Cookies on this website
We use cookies to ensure that we give you the best experience on our website. If you click 'Continue' we'll assume that you are happy to receive all cookies and you won't see this message again. Click 'Find out more' for information on how to change your cookie settings.

Professor Rury Holman and Associate Professor Angelyn Bethel attended the annual American Diabetes Association conference in Boston to present the primary results of TECOS.

TECOS is a phase III multinational trial, conducted in 38 countries across Australasia, Asia, Europe, North America, South America, India and South Africa.

 
The Trial to Evaluate Cardiovascular Outcomes after Treatment with Sitagliptin (TECOS) investigates whether giving people with type 2 diabetes a drug called sitagliptin alongside their usual diabetes care regime can reduce their risk of heart attacks and strokes.  Co-ordinated by DTU and Duke Clinical Research Institute (DCRI), and sponsored by Merck & Co. Inc, the  trial began in 2008 . The trial involves over 14,700 people with type 2 diabetes aged 50 years or older, who have heart and circulatory disease and whose blood glucose is not being controlled well.  Each participant received either sitagliptin or a placebo (dummy drug) and are followed for three to five years.  More information on the trial can be found on the DTU website

We want to hear about your news!

Publishing a paper? Just won an award? Get in touch with communications@rdm.ox.ac.uk

 

Similar stories

Mechanism behind repair of cancer-inducing mutations discovered

New Nature paper uncovers the precise mechanism behind how the BRCA1 protein detects and engages with DNA breaks in the genome, helping to prevent the development of breast and ovarian cancers.

High blood sugar levels ‘reprogramme’ stem cells

Findings explain higher risk of heart attack in people with diabetes, even after treatment .

PTH infused insulin pump used as an alternative treatment for young patients with ADH1

Queen Mary University of London and OCDEM researchers develop alternative treatment for patients as young as three months.

Early blood-sugar levels in type 2 diabetes crucial for future prognosis
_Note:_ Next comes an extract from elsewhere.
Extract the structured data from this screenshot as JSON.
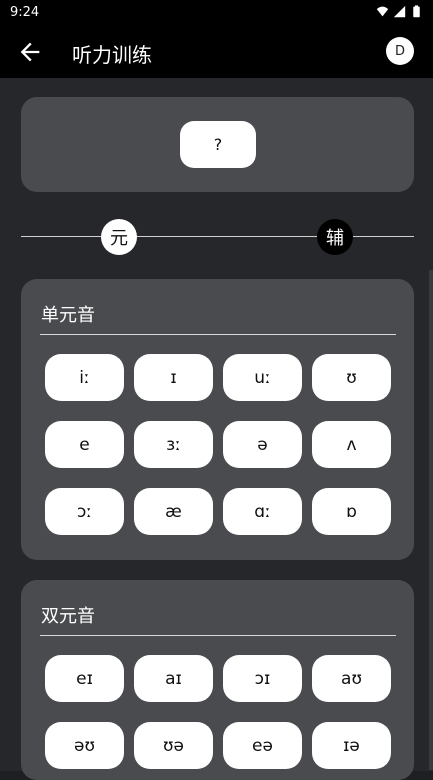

People who get type 2 diabetes need to gain control of their blood-sugar levels — fast. The years immediately after diagnosis are strikingly critical in terms of their future risk for heart attacks and death.